Where is Grenada’s NDC and if we have one, why are we not being told about our nationally determined contributions? If we do have one, there should have been national consultations in relation to them, but not a word has been uttered to those concerned about climate change and its effects on the environment.

As was seen in the interview between Senator Stiell and Sky, the focus of the conversation was about money, not about environmental damage. There was one shot of the road slippage in Molinere, hinting at the effects of climate change, when it is widely believed that planning turned down the application for the new house to be built, citing the fragility of the infrastructure in the area, but people were granted permission to build by higher powers.

Is this how the Government through its Ministry sees itself achieving a ‘smart island state through sustained protection and management of our natural resources and environmental assets’ as their vision statement proudly declares?

Where is the sustained protection and management of our natural resources when we are selling our mangroves through the CBI (Citizen by Investment) programme?

La Sagesse, Levera, Mt Hartman to name but a few while each week more pristine mangroves and beaches are appearing on the internet being sold for possible new resorts, the latest being called “La Pointe” which is apparently slated for Hope Bacolet.

A villa sited in Silversands is presently for sale at $12.75 million US on the internet – we give away our precious mangroves to foreigners, for next to nothing and no accountability for the money, for them to make millions in profit.

We are giving away our heritage with little in return for local people, merely the destruction of our beautiful and sometimes pristine coastal zones. How is that protection of our natural resources?

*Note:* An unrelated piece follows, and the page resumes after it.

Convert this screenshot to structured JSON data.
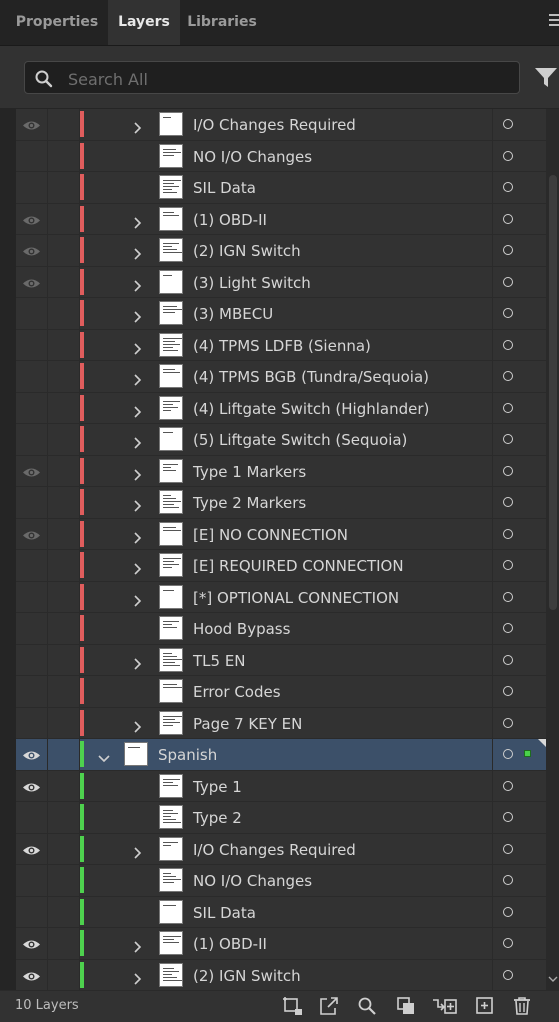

There are so many questions and no one willing to respond.

The above reflects the views of Friends of the Earth-Grenada